Task prompt:
Pick out each line below containing "this".

Entries provided:
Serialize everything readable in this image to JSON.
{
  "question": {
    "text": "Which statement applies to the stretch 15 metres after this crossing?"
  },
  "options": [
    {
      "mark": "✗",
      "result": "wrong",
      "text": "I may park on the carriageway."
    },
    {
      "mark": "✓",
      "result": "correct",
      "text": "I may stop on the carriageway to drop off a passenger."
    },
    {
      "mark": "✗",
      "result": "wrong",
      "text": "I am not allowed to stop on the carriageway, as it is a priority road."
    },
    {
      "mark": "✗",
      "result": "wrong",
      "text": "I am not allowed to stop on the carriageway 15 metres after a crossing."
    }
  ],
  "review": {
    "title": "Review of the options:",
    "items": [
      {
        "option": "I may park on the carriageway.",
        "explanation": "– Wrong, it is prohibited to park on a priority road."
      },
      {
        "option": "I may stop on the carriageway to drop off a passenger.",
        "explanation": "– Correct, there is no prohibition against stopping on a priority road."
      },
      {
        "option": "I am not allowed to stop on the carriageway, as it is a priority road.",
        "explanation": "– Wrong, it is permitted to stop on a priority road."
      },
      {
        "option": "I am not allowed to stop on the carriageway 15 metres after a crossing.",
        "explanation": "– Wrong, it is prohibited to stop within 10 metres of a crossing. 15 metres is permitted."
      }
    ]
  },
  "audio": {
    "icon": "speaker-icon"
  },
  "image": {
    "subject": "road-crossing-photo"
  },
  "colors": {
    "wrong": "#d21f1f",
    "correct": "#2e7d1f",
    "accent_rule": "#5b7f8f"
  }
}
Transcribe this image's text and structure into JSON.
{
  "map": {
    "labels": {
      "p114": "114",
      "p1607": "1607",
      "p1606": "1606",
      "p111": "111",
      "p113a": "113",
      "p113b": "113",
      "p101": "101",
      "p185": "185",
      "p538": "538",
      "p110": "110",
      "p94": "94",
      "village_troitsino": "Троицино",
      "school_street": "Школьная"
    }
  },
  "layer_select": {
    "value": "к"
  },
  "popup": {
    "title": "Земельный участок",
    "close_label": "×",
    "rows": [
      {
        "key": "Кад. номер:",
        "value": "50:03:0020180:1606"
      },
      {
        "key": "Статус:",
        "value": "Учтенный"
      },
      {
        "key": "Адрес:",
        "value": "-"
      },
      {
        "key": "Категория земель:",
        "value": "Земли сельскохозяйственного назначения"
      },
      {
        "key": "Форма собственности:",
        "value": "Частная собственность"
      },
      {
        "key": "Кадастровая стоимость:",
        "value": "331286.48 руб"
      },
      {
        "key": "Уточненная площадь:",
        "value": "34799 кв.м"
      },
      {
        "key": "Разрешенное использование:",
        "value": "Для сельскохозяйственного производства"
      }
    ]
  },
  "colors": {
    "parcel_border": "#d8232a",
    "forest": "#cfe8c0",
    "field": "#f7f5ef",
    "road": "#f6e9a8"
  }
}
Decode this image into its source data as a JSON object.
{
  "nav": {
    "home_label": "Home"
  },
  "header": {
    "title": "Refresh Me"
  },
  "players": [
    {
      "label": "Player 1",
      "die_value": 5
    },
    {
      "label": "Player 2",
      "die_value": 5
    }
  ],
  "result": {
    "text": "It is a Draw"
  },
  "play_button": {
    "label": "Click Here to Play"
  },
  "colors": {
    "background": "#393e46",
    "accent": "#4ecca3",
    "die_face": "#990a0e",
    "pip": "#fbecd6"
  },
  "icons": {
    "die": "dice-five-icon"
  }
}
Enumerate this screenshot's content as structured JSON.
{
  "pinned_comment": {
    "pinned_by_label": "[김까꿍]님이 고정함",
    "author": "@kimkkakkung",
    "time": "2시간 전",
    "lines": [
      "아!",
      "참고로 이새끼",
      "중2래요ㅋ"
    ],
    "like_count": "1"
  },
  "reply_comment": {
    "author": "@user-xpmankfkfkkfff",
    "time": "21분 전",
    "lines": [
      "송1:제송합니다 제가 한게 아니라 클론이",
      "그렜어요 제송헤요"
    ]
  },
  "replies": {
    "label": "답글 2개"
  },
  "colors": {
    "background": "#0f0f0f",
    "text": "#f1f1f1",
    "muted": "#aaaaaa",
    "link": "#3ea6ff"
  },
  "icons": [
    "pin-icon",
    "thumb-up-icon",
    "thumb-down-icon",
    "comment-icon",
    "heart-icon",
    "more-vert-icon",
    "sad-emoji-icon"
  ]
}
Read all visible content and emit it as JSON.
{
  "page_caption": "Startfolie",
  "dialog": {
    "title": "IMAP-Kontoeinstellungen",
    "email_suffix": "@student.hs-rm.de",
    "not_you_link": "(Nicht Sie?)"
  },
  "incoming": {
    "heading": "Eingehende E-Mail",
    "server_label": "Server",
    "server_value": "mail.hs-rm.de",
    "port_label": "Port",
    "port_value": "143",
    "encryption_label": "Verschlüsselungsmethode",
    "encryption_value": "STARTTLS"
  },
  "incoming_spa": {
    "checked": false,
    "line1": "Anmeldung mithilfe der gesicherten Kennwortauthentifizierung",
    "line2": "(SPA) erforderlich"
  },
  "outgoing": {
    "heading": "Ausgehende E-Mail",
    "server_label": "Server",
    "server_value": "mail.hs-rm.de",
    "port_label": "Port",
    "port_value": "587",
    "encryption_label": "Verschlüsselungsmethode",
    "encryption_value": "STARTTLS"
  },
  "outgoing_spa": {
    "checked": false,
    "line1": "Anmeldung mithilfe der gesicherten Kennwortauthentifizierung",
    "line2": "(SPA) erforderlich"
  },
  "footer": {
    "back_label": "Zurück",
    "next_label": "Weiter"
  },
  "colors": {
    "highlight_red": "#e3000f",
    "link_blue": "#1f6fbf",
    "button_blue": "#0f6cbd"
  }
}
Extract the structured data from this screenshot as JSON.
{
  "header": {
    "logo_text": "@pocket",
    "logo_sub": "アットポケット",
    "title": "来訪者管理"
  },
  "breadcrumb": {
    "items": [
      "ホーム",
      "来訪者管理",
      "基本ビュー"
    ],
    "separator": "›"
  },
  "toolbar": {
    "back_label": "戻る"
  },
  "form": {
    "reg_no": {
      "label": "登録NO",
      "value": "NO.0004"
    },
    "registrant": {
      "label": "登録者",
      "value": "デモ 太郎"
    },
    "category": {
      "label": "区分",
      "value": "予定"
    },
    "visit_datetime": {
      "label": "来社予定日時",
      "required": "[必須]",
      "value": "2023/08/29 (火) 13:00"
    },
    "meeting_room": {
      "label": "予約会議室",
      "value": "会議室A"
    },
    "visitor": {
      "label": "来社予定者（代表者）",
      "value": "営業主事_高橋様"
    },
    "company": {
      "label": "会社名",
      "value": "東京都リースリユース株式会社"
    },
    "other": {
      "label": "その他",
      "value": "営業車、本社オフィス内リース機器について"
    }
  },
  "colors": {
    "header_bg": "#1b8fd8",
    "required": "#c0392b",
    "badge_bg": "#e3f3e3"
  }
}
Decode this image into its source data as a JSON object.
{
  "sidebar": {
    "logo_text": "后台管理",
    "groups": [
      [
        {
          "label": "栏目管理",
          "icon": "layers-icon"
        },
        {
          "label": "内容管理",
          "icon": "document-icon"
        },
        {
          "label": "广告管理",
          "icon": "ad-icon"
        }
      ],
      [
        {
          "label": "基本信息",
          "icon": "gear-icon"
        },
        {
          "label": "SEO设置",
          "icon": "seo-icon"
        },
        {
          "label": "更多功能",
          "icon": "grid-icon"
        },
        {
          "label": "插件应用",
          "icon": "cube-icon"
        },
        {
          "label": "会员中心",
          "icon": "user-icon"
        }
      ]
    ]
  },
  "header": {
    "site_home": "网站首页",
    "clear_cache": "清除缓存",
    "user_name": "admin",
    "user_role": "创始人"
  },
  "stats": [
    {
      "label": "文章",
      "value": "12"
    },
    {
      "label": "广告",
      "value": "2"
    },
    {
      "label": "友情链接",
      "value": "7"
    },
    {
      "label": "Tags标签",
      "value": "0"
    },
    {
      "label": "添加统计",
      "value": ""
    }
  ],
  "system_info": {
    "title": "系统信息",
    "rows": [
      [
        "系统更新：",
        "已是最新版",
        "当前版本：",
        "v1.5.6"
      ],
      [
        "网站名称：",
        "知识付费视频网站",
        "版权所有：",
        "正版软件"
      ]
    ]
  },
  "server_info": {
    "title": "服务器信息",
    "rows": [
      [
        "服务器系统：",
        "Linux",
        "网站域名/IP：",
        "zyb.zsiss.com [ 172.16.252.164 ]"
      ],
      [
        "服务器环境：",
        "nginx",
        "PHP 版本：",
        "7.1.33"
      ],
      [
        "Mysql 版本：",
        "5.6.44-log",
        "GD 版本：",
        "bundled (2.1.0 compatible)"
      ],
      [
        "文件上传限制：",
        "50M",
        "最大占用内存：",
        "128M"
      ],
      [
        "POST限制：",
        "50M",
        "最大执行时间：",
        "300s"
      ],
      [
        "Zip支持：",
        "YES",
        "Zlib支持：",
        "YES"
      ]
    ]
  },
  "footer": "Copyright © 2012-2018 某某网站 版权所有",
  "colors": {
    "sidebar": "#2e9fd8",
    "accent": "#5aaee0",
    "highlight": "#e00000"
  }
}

Your solution:
Serialize everything readable in this image to JSON.
    "text": "Which statement applies to the stretch 15 metres after this crossing?"
Transcribe this image's text and structure into JSON.
Decode this image into its source data as a JSON object.
Enumerate this screenshot's content as structured JSON.
Extract the structured data from this screenshot as JSON.
Decode this image into its source data as a JSON object.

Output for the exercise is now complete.